Description: As a boy, Richard Kerridge found refuge in the wilderness of suburban England whose reptilian inhabitants were wondrously untameable. His often troubled and turbulent relationship with his father formed the backdrop to his adventures with neighbourhood friends as they scoured local parks and streams for newts, frogs, toads, lizards, and the ultimate prize – snakes.
What might it be like to be cold blooded, to sleep through the winter, to shed your skin, and taste wafting chemicals on your tongue? Do toads feel a sense of danger as the wheels of a car approach ? What exactly is an ‘alien’ species?
Kerridge has continued to ask these questions during a lifetime of fascinated study and countless expeditions.
Weaving startling nuggets of research (e.g. fewer than 5% of toads reach adulthood) with elements of history and folklore, the author has also created his personal emotional map of a lifelong relationship with these often unloved and overlooked creatures.

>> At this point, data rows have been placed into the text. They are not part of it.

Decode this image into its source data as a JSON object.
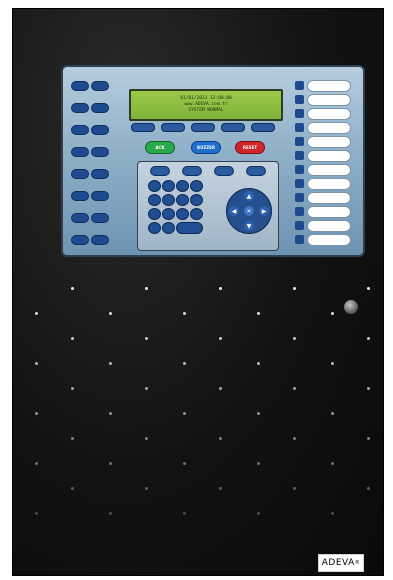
{
  "lcd": {
    "line1": "01/01/2021 12:00:00",
    "line2": "www.ADEVA.com.tr",
    "line3": "SYSTEM NORMAL"
  },
  "controls": {
    "ack": "ACK",
    "buzzer": "BUZZER",
    "reset": "RESET"
  },
  "colors": {
    "ack": "#2aa84a",
    "buzzer": "#1f6fd0",
    "reset": "#d0262b"
  },
  "brand": {
    "logo": "ADEVA",
    "registered": "®"
  }
}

Read by Robert Powell.
Abridged, produced and directed by Jill Waters
A Waters Company production for BBC Radio 4
1/5 Eight-year-old Richard catches his first newt.
2/5 Toads – real and imaginary. The temptations of anthropomorphism.
3/5 Tensions at home are released by a lizard hunt.
4/5 The much maligned adder, and how to catch one.
5/5 Family memories, a Natterjack sings, and the ‘alien’ Camden Creature.
Richard Kerridge with Laura Rawlings at BBC Radio Bristol
Lovely. Four jumping frogs